Yesterday, I tracked Coupet down on his cell phone after calls to his office produced no replies. He said he was not a literary agent, "knew of" Daphne Barak and nothing of Kit Culkin.
"Macaulay Culkin I've heard of, but no, not Kit Culkin," he said.
He said he did not represent the Jacksons either, and did not know what I was talking about.
"He's called here, and he's e-mailed me. I have a copy of this letter," Krylowski said.
The relationship between Barak and Coupet remains a mystery. There is no listing anywhere for Coupet as a literary agent.
His Tech Plus Systems, at 99 University Place in Greenwich Village in New York City, is described on a Web directory for "minority and women-owned" businesses as "custom computer programming services."
Rosie O'Donnell can be so polarizing that I thought I would tell you something about her before anyone else finds out: She can act.
Before her talk show was a mega-hit, O'Donnell was featured in a few movies.
The best was probably "Sleepless in Seattle," in which she played Meg Ryan's wisecracking sidekick. The worst was her role as a dominatrix in Garry Marshall's "Exit to Eden." 'Nuff said about that one.
But on May 1, Rosie gets to show off her acting chops in CBS's Hallmark Hall of Fame movie, "Riding the Bus With My Sister."
Oscar winner Anjelica Huston directed the movie, which is based on college professor Rachel Simon's memoir about coming to terms with her retarded sister, Beth, after the death of their only available parent.
O'Donnell is so good that she should field Emmy and Golden Globe nominations for this work.
It's kind of a cliché for actors to play mentally handicapped or "slow" people, because they think it automatically earns them sympathy.
That's not quite the case with Rosie's depiction of Beth, an often obnoxious person who really does not change during the course of the film.
Instead, Huston gets the other characters to change around her. Not much is learned and there isn't a lot of hugging, either.
"Riding the Bus" is really more about adapting to a situation —- in this case, the death of Beth and Rachel's father means Rachel must take over Beth's care —- than really experiencing any epiphanies.
Andie McDowell is her at her best as Rachel, a sleek fashion photographer whose city life has no meaning.
Why do these TV movies always show single New Yorkers bereft of fulfilled lives and terminally unhappy? In truth, it's quite the opposite. There isn't enough time every day to get everything done.
Richard T. Jones, whom you might know from "Judging Amy," and D.W. Moffett are typical Hallmark-type renderings of stalwart, struggling and very good-looking Americans.
But Rosie's performance is the one everyone will be looking at, and Huston knows it. Beth is a compelling character because she already lives independently and has a boyfriend.
She also has a hobby: She rides the bus all over her Ohio town and knows all the drivers and passengers. Some of them don't like her and say so, which is kind of a shock in this sort of movie.
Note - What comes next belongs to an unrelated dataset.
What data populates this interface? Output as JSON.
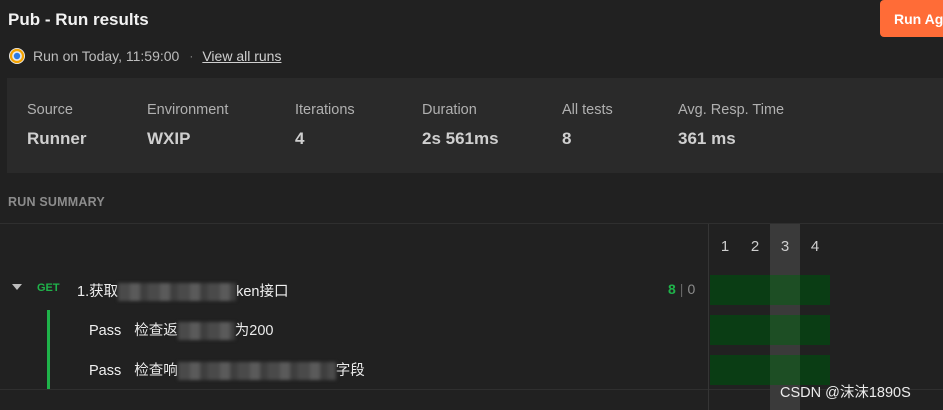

Even Rachel, at one point, gets frustrated in dealing with her. But O'Donnell keeps Beth on an even keel, never letting her vary from her proscribed behavior.
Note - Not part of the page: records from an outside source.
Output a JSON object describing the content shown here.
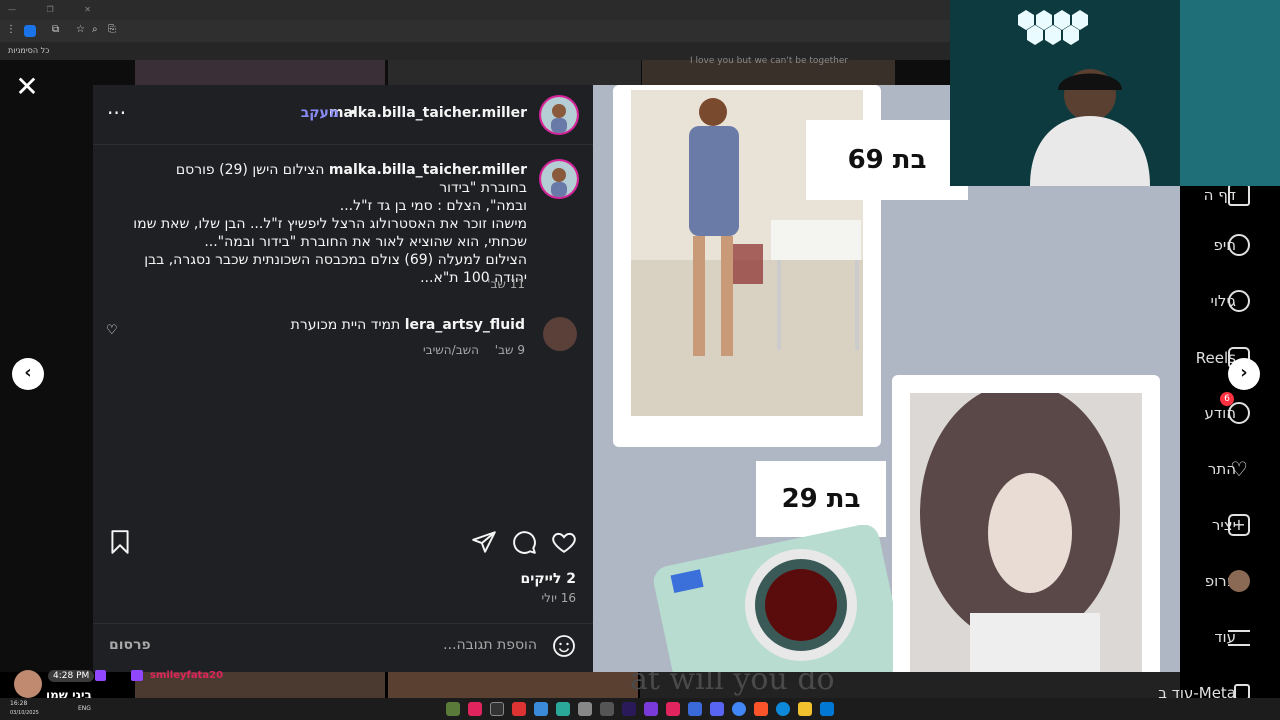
{
  "browser": {
    "bookmarks_label": "כל הסימניות"
  },
  "background": {
    "top_text": "I love you but we can't be together",
    "bottom_text": "at will you do"
  },
  "sidebar": {
    "items": [
      {
        "label": "דף ה",
        "icon": "home-icon"
      },
      {
        "label": "חיפ",
        "icon": "search-icon"
      },
      {
        "label": "גילוי",
        "icon": "compass-icon"
      },
      {
        "label": "Reels",
        "icon": "reels-icon"
      },
      {
        "label": "הודע",
        "icon": "messenger-icon",
        "badge": "6"
      },
      {
        "label": "התר",
        "icon": "heart-icon"
      },
      {
        "label": "יציר",
        "icon": "plus-icon"
      },
      {
        "label": "פרופ",
        "icon": "profile-icon"
      },
      {
        "label": "עוד",
        "icon": "menu-icon"
      },
      {
        "label": "עוד ב-Meta",
        "icon": "meta-icon"
      }
    ]
  },
  "post": {
    "author": "malka.billa_taicher.miller",
    "separator": "•",
    "follow_label": "מעקב",
    "caption_user": "malka.billa_taicher.miller",
    "caption_lines": [
      "הצילום הישן (29) פורסם בחוברת \"בידור",
      "ובמה\", הצלם : סמי בן גד ז\"ל...",
      "מישהו זוכר את האסטרולוג הרצל ליפשיץ ז\"ל... הבן שלו, שאת שמו",
      "שכחתי, הוא שהוציא לאור את החוברת \"בידור ובמה\"...",
      "הצילום למעלה (69) צולם במכבסה השכונתית שכבר נסגרה, בבן",
      "יהודה 100 ת\"א..."
    ],
    "caption_time": "11 שב'",
    "comments": [
      {
        "user": "lera_artsy_fluid",
        "text": "תמיד היית מכוערת",
        "time": "9 שב'",
        "reply": "השב/השיבי"
      }
    ],
    "likes": "2 לייקים",
    "date": "16 יולי",
    "comment_placeholder": "הוספת תגובה...",
    "post_button": "פרסום"
  },
  "photo": {
    "label_top": "בת 69",
    "label_bottom": "בת 29",
    "bg_color": "#aeb7c3"
  },
  "stream": {
    "time": "4:28 PM",
    "streamer_name": "ביגי שמן",
    "chat_user": "smileyfata20"
  },
  "taskbar": {
    "clock": "16:28",
    "date": "03/10/2025",
    "lang": "ENG"
  }
}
O'Donnell makes it clear that Beth is not going to change. You can take her or leave her. And she's so good at it that you actually forget that it's Rosie O'Donnell up there on the screen. That's an achievement.
O'Donnell, by the way, has a new Web site up that contains an interesting four-minute short-film called "Peace."
Though a little unfocused, "Peace" nevertheless is a poetic look at the role of mothers during wartime, such as during "troubles" in Northern Ireland and now with the war in Iraq.
It's not perfect, but it's interesting. I hope O'Donnell continues to use her site as a showcase for short-film makers, no matter what the subject.
The great Saul Bellow died yesterday at age 89. The author of "Henderson the Rain King," "Humboldt's Gift," "Seize the Day," "The Adventures of Augie March," "Mr. Sammler's Planet" and many other important works will be read and remembered and, of course, sorely missed.